I don't think students should have any say in what professors are hired, no, any more than walmart's customers should decide who works there. I hate outrage culture, individuals shouldn't have to fear angry mobs of people.

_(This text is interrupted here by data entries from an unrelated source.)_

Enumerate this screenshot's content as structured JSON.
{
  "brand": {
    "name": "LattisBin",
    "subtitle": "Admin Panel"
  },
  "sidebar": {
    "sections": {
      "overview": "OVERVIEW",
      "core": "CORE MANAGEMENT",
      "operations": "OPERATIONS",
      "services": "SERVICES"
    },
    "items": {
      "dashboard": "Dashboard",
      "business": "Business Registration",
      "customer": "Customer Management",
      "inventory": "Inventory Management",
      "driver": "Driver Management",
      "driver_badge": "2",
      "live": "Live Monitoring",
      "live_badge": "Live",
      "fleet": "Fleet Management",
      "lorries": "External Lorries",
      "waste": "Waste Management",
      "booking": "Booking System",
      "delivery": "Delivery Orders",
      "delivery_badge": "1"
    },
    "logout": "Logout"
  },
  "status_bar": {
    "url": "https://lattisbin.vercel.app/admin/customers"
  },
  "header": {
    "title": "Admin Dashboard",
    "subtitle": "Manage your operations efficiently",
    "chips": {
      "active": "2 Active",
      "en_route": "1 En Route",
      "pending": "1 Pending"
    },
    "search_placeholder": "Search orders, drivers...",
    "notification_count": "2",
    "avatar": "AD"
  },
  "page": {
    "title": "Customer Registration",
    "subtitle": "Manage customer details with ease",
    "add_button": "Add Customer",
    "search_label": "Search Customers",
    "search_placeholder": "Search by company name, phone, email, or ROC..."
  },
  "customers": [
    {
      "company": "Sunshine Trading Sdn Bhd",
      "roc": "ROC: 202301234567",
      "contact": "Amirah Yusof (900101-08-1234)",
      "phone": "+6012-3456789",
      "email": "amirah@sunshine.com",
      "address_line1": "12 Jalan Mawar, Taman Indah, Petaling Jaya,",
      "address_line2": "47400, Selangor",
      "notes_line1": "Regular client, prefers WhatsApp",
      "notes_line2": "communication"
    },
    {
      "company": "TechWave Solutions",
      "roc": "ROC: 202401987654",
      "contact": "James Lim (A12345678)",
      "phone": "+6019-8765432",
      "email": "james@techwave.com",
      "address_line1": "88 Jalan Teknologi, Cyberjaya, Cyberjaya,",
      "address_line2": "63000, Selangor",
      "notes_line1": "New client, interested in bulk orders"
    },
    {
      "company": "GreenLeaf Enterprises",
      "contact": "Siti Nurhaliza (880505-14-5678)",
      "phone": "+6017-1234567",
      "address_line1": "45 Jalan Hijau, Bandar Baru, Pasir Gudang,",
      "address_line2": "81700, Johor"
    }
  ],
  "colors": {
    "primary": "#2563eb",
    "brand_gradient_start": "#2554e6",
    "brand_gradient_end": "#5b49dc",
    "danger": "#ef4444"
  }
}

Maybe this guy should be let go, but not because some students petitioned for it.